Citation. 22 Ill.192 Or. 188, 233 P.2d 786 (1951)
Brief Fact Summary. Defendant induced the complaining witness to agree to guarantee his indebtedness to another on a false representation of ownership. Defendant was convicted of obtaining property by false pretenses. The issue revolves around whether or not, under the statutory scheme, this constitutes an allegation a criminal act.
Synopsis of Rule of Law. A creditor who orally guarantees to pay the debt of another does not pass title to the debtor.
Facts. Defendant Miller induced the Hub Lumber Company to agree to pay his debt to the Howard Cooper Corporation if he should fail to pay it. Miller told Hub that he owned a tractor free of encumbrance, but he was actually purchasing the tractor under a conditional sales contract. Defendant executed a chattel mortgage to the tractor as security. Thereafter, Defendant was convicted of obtaining property by false pretenses. The issue before the Court is whether the facts presented show that Defendant obtained “any property” within the meaning of the statute upon receiving an oral guarantee to have his debt paid.

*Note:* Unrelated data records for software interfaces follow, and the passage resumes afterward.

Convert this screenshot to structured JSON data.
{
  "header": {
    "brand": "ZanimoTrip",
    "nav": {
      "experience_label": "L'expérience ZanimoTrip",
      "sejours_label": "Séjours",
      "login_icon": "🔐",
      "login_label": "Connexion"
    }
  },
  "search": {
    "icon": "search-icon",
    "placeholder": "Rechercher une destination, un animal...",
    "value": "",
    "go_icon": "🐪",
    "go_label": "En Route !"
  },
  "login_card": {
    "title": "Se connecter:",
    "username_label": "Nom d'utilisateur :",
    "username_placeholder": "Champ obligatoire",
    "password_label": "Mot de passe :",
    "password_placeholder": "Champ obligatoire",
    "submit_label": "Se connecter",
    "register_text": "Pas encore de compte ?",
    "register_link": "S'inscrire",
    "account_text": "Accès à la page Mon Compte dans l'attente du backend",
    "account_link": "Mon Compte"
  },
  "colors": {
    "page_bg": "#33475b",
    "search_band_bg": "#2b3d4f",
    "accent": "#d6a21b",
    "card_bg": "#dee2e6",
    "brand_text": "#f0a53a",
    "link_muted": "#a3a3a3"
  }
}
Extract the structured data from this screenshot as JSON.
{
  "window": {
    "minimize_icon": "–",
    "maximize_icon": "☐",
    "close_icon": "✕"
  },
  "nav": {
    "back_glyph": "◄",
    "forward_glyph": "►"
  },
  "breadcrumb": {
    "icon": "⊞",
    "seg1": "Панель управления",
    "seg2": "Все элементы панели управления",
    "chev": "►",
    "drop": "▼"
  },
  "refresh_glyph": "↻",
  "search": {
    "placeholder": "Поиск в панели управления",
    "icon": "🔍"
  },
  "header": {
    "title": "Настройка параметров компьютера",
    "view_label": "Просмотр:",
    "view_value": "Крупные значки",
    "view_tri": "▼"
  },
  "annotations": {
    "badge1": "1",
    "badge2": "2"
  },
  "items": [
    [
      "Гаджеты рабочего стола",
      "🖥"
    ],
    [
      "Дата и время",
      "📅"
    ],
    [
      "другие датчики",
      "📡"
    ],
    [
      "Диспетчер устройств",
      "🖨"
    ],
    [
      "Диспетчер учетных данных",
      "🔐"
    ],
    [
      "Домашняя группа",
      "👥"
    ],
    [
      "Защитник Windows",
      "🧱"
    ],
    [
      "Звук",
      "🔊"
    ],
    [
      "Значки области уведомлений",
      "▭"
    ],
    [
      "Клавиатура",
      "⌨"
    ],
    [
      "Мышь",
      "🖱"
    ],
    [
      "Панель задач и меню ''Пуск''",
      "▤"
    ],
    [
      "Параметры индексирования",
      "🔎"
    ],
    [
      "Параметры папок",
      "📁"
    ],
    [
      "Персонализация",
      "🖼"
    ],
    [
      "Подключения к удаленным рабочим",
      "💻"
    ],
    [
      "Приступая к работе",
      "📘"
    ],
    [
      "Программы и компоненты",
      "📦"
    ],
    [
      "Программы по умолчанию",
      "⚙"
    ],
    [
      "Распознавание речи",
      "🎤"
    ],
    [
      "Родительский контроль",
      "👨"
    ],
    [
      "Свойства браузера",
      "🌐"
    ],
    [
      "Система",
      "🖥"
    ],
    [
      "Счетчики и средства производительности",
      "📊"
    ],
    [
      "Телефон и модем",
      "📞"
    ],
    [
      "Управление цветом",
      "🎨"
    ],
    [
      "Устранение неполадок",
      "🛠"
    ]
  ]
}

Issue. Did the Defendant obtain any property from the Hub Lumber Company when he induced them to agree to pay his indebtedness to the Howard Cooper Corporation if he failed to pay it?